Entries from a dataset of interfaces
● ● ● ● ● ● ●

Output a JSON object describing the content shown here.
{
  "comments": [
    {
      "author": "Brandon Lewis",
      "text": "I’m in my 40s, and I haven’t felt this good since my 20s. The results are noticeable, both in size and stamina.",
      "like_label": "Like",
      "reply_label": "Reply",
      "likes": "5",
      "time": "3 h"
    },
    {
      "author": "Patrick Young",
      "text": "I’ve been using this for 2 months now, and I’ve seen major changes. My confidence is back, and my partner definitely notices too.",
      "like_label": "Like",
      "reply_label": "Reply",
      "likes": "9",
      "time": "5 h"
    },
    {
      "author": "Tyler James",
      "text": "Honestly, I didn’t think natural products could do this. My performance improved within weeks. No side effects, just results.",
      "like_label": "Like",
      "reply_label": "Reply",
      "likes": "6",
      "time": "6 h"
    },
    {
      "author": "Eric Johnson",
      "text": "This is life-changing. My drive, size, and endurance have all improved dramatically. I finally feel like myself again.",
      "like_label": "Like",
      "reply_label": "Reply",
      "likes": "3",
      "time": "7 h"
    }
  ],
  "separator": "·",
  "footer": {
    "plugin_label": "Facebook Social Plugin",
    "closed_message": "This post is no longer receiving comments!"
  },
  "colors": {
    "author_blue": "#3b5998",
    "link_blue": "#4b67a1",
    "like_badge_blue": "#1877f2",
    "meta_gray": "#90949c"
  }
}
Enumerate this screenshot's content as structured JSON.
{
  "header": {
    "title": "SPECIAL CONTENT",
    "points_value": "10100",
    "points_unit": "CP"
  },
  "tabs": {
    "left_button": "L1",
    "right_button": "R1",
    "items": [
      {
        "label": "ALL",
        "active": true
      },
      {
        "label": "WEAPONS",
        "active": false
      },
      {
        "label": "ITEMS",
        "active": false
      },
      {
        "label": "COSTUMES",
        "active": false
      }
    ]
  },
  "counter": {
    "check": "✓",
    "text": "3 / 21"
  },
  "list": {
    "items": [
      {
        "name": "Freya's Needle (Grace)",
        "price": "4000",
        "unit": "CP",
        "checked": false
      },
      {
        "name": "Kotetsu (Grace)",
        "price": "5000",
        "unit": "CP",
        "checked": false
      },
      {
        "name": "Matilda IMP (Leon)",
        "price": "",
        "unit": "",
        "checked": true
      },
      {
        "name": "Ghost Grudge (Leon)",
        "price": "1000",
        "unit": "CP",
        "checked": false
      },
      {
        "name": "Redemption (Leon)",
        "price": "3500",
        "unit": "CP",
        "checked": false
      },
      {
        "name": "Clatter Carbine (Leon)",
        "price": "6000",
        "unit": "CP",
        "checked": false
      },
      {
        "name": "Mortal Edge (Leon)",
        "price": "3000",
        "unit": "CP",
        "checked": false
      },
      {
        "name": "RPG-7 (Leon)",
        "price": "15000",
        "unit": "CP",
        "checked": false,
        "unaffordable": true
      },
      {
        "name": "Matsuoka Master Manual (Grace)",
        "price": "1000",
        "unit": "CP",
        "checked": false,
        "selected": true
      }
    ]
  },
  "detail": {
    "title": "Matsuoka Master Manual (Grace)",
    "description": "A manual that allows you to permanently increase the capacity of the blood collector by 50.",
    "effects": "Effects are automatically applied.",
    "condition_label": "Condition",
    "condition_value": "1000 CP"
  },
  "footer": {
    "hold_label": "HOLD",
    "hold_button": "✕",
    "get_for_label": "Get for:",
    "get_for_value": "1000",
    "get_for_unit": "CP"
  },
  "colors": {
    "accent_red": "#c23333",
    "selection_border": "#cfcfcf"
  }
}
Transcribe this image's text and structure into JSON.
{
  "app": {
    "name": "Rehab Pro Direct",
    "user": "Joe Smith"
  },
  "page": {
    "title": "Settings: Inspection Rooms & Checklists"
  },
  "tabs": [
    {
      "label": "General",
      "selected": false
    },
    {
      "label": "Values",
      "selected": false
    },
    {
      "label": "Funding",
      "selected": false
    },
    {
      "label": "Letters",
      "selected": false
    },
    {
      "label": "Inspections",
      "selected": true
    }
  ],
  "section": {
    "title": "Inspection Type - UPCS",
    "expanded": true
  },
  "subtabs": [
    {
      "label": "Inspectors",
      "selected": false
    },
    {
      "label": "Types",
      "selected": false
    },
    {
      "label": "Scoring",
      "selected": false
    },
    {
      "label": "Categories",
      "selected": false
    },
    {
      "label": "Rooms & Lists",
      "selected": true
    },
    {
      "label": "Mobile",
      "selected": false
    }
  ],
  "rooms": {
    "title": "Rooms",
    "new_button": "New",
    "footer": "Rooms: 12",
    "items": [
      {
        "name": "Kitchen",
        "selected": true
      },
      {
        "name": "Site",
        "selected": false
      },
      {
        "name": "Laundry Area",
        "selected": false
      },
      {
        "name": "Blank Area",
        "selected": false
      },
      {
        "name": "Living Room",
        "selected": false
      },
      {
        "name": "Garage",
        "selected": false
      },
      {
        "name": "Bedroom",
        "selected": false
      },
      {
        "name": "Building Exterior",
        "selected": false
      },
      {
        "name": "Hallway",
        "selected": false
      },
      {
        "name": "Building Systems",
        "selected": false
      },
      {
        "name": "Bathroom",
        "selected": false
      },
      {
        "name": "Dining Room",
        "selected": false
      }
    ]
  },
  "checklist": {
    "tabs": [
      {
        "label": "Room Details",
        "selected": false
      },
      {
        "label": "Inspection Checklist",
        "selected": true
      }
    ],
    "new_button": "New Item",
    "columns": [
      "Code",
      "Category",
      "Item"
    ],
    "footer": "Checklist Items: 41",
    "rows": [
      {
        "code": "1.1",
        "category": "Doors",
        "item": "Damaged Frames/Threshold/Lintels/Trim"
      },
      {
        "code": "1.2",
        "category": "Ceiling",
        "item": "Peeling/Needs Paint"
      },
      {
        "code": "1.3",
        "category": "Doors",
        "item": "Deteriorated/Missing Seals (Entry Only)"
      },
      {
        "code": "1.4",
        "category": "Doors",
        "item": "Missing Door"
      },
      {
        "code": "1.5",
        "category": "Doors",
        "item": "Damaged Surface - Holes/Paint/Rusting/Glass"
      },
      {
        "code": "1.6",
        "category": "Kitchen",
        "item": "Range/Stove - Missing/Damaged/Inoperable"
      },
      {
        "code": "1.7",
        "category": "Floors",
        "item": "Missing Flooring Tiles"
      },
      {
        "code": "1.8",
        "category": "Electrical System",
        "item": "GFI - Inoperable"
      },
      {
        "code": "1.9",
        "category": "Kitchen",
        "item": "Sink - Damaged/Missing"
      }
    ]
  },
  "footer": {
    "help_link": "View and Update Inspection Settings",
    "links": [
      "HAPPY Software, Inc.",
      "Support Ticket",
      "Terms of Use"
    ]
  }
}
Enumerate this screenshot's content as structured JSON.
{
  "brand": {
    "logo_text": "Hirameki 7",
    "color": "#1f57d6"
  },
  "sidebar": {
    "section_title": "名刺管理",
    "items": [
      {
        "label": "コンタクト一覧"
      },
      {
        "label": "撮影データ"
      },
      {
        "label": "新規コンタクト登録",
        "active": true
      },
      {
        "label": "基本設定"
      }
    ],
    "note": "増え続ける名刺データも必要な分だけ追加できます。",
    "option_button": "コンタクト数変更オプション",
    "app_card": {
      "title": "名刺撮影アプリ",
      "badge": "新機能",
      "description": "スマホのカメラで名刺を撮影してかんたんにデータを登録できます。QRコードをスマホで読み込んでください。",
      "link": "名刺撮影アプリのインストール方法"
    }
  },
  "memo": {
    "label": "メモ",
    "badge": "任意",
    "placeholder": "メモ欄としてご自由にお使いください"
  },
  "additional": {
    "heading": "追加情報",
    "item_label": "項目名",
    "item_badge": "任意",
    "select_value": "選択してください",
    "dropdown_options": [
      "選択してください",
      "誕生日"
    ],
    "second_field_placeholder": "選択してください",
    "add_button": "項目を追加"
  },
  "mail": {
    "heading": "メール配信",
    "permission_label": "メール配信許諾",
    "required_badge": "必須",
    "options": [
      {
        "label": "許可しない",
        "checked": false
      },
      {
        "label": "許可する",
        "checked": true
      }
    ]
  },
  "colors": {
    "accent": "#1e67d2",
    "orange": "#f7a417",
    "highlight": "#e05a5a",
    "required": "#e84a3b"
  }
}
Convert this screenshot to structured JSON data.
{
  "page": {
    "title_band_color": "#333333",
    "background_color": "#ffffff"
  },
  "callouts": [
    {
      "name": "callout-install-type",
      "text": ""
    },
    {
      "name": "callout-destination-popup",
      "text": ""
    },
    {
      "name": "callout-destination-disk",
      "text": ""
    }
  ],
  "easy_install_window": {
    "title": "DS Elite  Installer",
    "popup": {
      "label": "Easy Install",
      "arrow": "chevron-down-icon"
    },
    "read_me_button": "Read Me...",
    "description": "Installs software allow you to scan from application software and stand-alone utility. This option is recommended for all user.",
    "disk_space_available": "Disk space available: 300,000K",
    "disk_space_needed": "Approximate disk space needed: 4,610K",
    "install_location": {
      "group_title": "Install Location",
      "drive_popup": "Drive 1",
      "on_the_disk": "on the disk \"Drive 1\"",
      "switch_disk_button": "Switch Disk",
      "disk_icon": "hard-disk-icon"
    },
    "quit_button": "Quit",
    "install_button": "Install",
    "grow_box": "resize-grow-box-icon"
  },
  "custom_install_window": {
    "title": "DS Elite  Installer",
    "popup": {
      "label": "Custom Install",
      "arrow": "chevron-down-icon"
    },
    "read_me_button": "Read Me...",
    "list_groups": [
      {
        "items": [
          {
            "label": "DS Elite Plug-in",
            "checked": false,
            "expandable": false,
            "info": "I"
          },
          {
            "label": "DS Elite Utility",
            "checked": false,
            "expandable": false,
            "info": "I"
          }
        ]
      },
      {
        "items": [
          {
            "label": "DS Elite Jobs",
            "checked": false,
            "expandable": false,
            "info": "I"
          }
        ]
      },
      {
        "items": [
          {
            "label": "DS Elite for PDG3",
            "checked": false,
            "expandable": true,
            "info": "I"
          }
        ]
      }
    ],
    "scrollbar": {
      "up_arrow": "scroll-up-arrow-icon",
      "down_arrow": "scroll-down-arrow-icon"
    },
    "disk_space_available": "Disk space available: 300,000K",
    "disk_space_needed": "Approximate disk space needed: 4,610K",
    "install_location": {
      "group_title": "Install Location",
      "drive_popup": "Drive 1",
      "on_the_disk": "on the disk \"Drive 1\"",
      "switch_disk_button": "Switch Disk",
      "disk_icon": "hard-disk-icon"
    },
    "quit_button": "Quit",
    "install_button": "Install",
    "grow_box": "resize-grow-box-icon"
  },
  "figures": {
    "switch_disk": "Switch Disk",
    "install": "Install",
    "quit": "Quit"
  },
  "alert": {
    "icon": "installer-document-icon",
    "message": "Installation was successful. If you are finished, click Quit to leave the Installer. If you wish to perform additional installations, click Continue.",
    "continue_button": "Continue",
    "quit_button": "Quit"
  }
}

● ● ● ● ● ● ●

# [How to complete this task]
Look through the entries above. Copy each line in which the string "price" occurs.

# [Response]
        "price": "4000",
        "price": "5000",
        "price": "",
        "price": "1000",
        "price": "3500",
        "price": "6000",
        "price": "3000",
        "price": "15000",
        "price": "1000",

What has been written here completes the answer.